the weblog of Alan Knox


Posted by on Nov 14, 2007 in love, service | 2 comments

I couldn’t think of a better title for this post. Our family is thankful. Yes, I realize that this is Thanksgiving season, but turkeys, pilgrims, and cranberry sauce are not the source of our thankfulness. It is getting colder, especially in the mornings. When we bought our house last year, it had a gas fireplace, but we are currently out of gas. So, Monday, I was planning to call our local propane company to order a refill for our propane tank. (In case you were not a reader last winter, some friends – who are still unknown to us – paid to have a propane tank installed and filled for us. See my post called “On being honored…“) However, before I could call the propane company, they called us. It seems that some friends have once again paid for our propane gas! So, to that friend or friends, our family wants to say, “Thank you!” Thank you for honoring us, and most of all, thank you for allowing God to work through you to bless our family. You have spurred us on to love and good works…

[UPDATE: This afternoon, a friend came by my office and handed me $100, a gift from another friend. Again, I do not know who gave us this money, but we are extremely grateful, both to you and to God.]


Comments are closed. If you would like to discuss this post, send an email to alan [at] alanknox [dot] net.

  1. 11-14-2007

    I will have to post my reply to the autum leaves post feed here as it keeps crashing!!

    Hi Alan, sorry for the randomness and confusion.

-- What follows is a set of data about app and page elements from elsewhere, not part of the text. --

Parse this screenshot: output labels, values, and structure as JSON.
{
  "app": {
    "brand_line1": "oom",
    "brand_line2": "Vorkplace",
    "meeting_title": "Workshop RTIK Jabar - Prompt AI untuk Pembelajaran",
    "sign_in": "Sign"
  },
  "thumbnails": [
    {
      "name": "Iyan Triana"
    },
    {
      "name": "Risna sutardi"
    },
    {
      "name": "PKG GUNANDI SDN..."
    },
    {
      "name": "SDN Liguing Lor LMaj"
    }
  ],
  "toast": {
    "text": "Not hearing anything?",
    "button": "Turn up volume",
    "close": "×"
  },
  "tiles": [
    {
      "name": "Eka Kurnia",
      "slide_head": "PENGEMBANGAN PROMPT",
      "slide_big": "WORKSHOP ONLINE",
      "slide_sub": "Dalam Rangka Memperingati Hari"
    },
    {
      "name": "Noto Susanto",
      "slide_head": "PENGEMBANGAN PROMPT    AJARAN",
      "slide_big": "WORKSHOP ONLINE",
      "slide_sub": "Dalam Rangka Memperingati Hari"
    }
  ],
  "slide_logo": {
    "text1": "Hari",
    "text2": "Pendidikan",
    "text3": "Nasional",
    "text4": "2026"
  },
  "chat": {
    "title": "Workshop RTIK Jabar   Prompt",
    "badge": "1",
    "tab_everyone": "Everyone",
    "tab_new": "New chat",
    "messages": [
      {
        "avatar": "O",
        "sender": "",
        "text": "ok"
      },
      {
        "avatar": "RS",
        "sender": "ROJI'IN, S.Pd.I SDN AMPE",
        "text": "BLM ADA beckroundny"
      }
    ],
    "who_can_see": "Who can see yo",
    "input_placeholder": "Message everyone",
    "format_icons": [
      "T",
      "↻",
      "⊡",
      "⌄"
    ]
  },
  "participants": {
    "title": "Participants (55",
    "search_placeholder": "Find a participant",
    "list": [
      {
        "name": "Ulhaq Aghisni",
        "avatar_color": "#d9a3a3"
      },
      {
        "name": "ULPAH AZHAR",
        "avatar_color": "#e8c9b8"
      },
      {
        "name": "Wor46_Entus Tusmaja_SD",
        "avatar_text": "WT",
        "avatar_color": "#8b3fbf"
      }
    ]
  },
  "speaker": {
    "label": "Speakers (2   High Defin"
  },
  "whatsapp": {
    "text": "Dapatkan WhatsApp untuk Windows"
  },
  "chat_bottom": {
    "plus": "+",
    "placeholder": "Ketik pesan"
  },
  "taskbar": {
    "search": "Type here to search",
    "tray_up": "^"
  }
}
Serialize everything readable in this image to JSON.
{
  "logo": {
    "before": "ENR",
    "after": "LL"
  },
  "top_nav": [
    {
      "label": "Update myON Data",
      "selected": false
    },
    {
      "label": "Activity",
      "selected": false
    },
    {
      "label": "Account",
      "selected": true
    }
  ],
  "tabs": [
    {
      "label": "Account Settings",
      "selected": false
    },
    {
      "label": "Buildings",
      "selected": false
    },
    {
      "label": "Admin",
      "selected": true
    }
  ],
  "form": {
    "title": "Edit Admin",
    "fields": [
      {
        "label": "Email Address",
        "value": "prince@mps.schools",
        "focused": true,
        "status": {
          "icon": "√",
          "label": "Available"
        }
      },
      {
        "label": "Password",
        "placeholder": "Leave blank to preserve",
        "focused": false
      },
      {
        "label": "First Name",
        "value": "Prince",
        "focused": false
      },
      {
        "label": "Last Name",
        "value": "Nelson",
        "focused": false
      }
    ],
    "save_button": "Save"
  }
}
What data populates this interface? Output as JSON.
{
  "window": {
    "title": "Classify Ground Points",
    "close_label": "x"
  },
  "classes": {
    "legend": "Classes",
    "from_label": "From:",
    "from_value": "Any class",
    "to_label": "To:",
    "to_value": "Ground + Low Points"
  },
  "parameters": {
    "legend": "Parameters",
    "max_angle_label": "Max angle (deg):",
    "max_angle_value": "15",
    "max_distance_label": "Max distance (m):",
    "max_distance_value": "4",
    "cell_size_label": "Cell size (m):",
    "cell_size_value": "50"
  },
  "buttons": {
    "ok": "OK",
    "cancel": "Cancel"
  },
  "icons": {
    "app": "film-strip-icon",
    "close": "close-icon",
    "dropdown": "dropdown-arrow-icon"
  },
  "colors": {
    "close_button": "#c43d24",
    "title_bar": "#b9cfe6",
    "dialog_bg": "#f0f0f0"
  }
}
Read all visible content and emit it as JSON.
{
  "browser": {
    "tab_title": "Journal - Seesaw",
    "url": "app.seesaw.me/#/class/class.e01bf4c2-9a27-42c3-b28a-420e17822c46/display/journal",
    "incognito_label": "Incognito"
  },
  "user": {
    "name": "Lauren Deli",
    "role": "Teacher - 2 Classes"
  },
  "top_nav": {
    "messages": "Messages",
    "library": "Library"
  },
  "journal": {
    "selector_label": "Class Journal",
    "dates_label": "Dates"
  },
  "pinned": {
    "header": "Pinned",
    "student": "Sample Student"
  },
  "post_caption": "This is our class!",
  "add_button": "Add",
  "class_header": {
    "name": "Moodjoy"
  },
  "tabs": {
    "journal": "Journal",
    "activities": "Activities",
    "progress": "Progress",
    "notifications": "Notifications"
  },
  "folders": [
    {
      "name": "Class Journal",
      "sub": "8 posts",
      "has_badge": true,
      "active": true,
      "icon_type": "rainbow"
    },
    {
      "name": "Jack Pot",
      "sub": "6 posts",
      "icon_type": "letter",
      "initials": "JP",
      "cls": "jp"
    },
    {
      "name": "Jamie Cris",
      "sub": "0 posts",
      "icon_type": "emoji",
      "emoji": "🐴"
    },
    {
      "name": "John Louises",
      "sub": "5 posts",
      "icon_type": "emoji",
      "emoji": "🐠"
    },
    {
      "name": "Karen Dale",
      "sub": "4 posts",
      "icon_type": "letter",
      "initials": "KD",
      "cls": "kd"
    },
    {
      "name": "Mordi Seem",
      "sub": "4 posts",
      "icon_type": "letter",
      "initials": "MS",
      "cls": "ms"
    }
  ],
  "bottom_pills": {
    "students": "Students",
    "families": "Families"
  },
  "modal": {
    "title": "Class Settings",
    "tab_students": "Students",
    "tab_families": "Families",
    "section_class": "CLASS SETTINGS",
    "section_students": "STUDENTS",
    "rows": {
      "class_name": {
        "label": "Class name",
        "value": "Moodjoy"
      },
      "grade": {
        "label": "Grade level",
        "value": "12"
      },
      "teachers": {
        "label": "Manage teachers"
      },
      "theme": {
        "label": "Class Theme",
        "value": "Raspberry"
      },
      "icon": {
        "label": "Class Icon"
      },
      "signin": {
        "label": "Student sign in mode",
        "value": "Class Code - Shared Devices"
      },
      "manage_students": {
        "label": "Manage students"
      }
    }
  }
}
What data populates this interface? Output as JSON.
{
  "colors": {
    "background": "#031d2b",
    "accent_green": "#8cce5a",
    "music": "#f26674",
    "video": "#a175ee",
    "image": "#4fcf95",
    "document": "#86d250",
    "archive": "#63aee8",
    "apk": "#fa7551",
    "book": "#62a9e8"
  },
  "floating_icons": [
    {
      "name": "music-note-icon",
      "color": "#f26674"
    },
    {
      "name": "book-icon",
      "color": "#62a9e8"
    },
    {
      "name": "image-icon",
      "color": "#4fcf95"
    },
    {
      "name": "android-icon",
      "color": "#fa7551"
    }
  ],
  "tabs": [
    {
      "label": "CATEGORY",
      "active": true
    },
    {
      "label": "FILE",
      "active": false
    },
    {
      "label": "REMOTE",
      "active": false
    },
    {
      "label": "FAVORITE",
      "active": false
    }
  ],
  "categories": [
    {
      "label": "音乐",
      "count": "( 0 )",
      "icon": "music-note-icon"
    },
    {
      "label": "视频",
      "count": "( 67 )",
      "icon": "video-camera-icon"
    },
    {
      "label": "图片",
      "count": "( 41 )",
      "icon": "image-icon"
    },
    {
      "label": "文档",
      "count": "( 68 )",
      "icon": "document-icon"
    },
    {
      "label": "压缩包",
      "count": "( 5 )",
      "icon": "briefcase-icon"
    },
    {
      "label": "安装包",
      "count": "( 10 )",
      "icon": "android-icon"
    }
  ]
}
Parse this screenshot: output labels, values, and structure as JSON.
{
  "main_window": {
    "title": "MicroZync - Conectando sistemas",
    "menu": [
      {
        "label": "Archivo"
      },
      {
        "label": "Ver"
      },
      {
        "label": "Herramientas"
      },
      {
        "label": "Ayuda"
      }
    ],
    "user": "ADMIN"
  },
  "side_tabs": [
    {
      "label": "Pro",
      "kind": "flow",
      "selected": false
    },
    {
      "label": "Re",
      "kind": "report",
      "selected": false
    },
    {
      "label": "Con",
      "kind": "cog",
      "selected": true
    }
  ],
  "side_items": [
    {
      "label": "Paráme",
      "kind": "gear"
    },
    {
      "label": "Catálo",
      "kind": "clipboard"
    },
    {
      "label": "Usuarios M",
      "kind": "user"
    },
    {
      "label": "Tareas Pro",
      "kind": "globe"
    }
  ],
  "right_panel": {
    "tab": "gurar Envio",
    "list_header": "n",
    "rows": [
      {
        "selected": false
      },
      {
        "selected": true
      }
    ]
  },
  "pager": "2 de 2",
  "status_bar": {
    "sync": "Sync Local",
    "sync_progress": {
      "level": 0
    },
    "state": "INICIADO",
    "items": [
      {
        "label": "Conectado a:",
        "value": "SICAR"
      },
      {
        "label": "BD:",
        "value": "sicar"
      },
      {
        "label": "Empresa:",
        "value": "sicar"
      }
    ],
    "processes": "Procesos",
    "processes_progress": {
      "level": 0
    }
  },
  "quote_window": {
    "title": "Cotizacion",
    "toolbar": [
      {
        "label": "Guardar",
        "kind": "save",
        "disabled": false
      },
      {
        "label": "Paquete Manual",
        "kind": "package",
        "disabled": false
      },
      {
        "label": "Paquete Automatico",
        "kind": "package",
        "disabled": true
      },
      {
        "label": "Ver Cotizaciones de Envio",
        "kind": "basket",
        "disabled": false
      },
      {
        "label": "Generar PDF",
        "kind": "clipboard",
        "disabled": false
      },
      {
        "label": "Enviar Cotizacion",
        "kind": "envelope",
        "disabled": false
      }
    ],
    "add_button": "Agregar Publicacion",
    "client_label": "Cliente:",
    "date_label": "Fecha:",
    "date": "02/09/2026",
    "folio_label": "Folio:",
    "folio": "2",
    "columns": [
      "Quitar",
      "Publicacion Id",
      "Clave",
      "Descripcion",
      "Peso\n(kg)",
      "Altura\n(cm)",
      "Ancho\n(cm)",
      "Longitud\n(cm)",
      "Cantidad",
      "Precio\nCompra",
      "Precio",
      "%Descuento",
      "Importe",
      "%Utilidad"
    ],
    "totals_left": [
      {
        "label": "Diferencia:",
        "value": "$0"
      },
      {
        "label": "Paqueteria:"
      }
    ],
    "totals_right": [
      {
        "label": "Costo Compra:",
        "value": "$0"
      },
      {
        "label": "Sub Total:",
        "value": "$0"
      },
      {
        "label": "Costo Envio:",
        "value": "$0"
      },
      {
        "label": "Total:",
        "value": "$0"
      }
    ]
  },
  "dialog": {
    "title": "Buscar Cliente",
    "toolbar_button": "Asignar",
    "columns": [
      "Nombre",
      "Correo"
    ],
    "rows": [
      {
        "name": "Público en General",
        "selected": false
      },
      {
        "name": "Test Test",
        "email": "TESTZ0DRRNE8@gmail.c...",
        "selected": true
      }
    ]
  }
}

I posed a question in my own blog ( “biblical church: the irreducible minimum.” I am not talking about heresies in terms of burning people at the stake, just where any teaching has drifted from its scriptural origin.

    In this instant, as vague as the reference was, I was talking about the way in which the institutional and congregational approach has a cultural habit of teaching people not to share their perspective.

    To my understanding the bible shows a picture of all sharing in a culture of a family gathering around a meal. Today a large number of Christians are in a culture of a school room where they all look at the teacher.

    Obviously teaching is important but the structure was such that anyone could share.

    I had seen you interest in house church and leapt to far ahead in my ramblings, apologies!

  2. 11-14-2007


    Thank you for explaining. I understand and agree with you. I think I was most surprised when I learned that when Paul spoke to the church, Scripture mostly used the verb that means “dialog” or “discuss”. That doesn’t sound like the kind of teaching that I’m familiar with among the church.